What Type of Job Interview Should You Conduct?

We all know the phrase, ‘ask right to hire right’, but to what extent does the format of an interview affect how well you understand your potential candidates?

Of course, the questions you ask will be pivotal in helping you to gauge whether a candidate is the right fit and has the right skills. However, different types of interview are great for different stages of the recruitment process and to solicit certain information.

At ACR we create a shortlist of great candidates for our clients, who they then go on to interview. At that stage, we regularly get asked what ‘type’ of interview would be best. Hence the inspiration behind this blog, which explains some of the main interview types, what they’re useful for and when they’re right to use.

However, these examples are generic. You’ll also want to take into consideration how comfortable you feel conducting certain types of interview and what would work best for your organisation. For example, as an interviewer you may feel more confident with colleagues conducting the interview alongside you and as an organisation you may follow procedures that require all candidates to go through a phone interview before an in-person one.

Many interviewers also feel they need to blend different types of interview to make sure they get a full picture of the candidate’s skills and suitability for the role.

Telephone interview

You can also visit our Guide to Interview Techniques for Employers, for more tips and advice including a downloadable interview guide template.

Telephone or video call interviews

A telephone or video call interview is commonly used to determine whether a candidate is suitable for a face-to-face interview.
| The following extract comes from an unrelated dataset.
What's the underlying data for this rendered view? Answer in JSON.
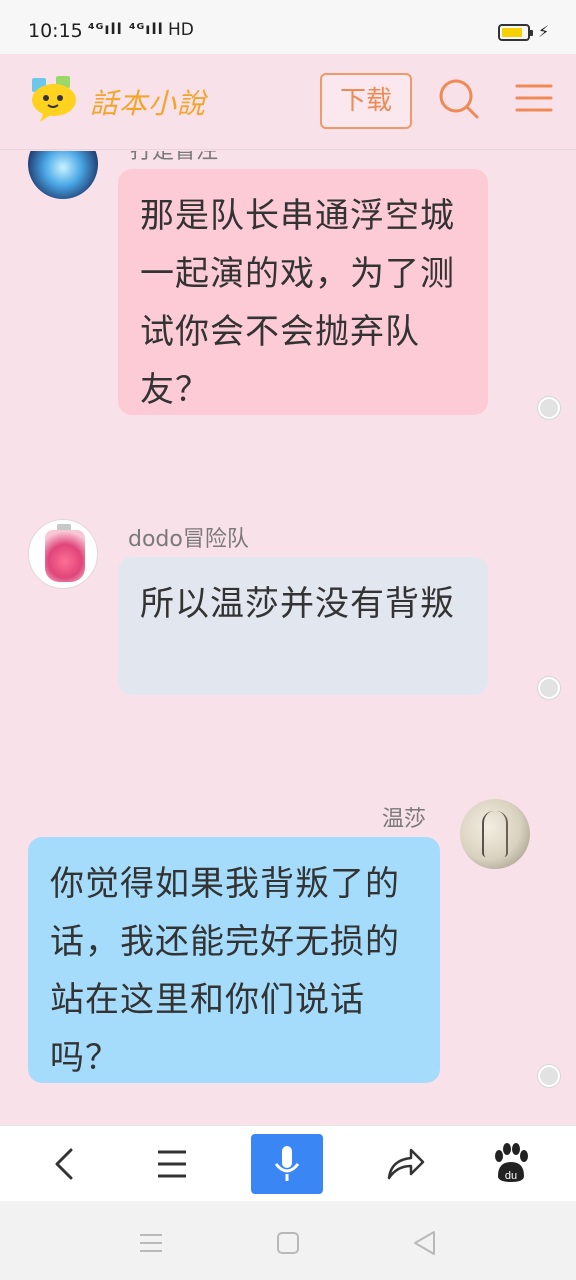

However, it can also be useful for when a candidate is not based locally – in which case you should treat it as a one-to-one interview as much as possible.

One-to-one interviews

Normally conducted by the manager of the position you’re recruiting for, a one-to-one interview is a great way for you to explore the candidate’s CV, experience and skills in more detail.

One of the most common types of interview, a one-to-one interview also helps you to establish how well you get along with the candidate and if you feel they’ll be a good cultural fit for your team.

Panel interviews

Panel interviews involve two or more interviewers assessing one candidate at a time. This is an ideal interview format for those who require candidates to be interviewed by numerous departments but when the hiring need is urgent. Having a panel interview minimises time spent interviewing but it does require careful coordination between interviewers to ensure questions aren’t missed or repeated.

Panel interviews are ideal for when different departments have an impact on, or will be impacted by, the position in question.

Case-based interviews

Case-based interviews present a (often fictional) business issue or challenge to the candidate, requesting them to then analyse the problem and offer a suitable solution.

Case-based interviews are important for assessing a candidate’s skills in action and under pressure. They are also often closely related to technical interviews, which are ideal for job roles that require a certain amount of specialist knowledge. Technical interviews will pose real problems to the candidate, allowing you to assess how they respond to a challenge and the skills they employ to resolve it.

Informational interviews

As oppose to all other job interview types in this blog, an informational interview is not for a particular job vacancy. Instead, it’s a way for you to learn more about a job seeker who could, in the future, be a great candidate for a job opening.

Informational interviews are designed to help employers build talent pipelines. As they’re used when you’re not actively hiring it’s worth being clear to candidates what this means.

Presentation interviews

Asking a candidate to prepare and present a brief presentation at interview is a great way of assessing particular skills, knowledge of a particular area and how well a candidate responds to a brief.

Presentations can highlight a candidate’s:

  • persuasive skills
  • confidence
  • ability to communicate clearly and coherently
  • potential to interact well with the rest of your team

Group interview

Presentations at interview are often part of a panel interview or assessment centre.

Assessment centres or group interviews

Often used as a screening interview for one-to-one or panel interviews, assessment centres or group interviews allow you to explain more about your organisation to a group of candidates whilst also seeing how they interact with other team members.

Portfolio-based interviews

Ideal for interviews where the position involves a creative element, such as graphic design, portfolio-based interviews allow you to go through examples of the candidate’s previous work.

Competency or criteria-based interviews

A more structured type of interview, a competency or criteria-based interview is where you have set criteria against which you assess the skills and abilities of the candidate. The interview guide template in our guide to interview techniques for employers is designed for competency and criteria-based interviews.

This type of interview is ideal for those more comfortable with a structured interview process or those new to interviewing candidates. It also allows for easier assessment of candidates following interviews as the structured format can make comparison of candidates simpler.

Good luck with the interview process! Remember, you can find out more about how the whole recruitment journey works with Anne Corder Recruitment here.

About the Author

Anne Corder

Anne Corder


Whilst still actively handling recruitment assignments, Anne specialises in Human Resources with many years of experience in that sector. She blogs on wider recruitment issues affecting both candidates and clients, commenting and offering tips and advice to help achieve the right outcomes.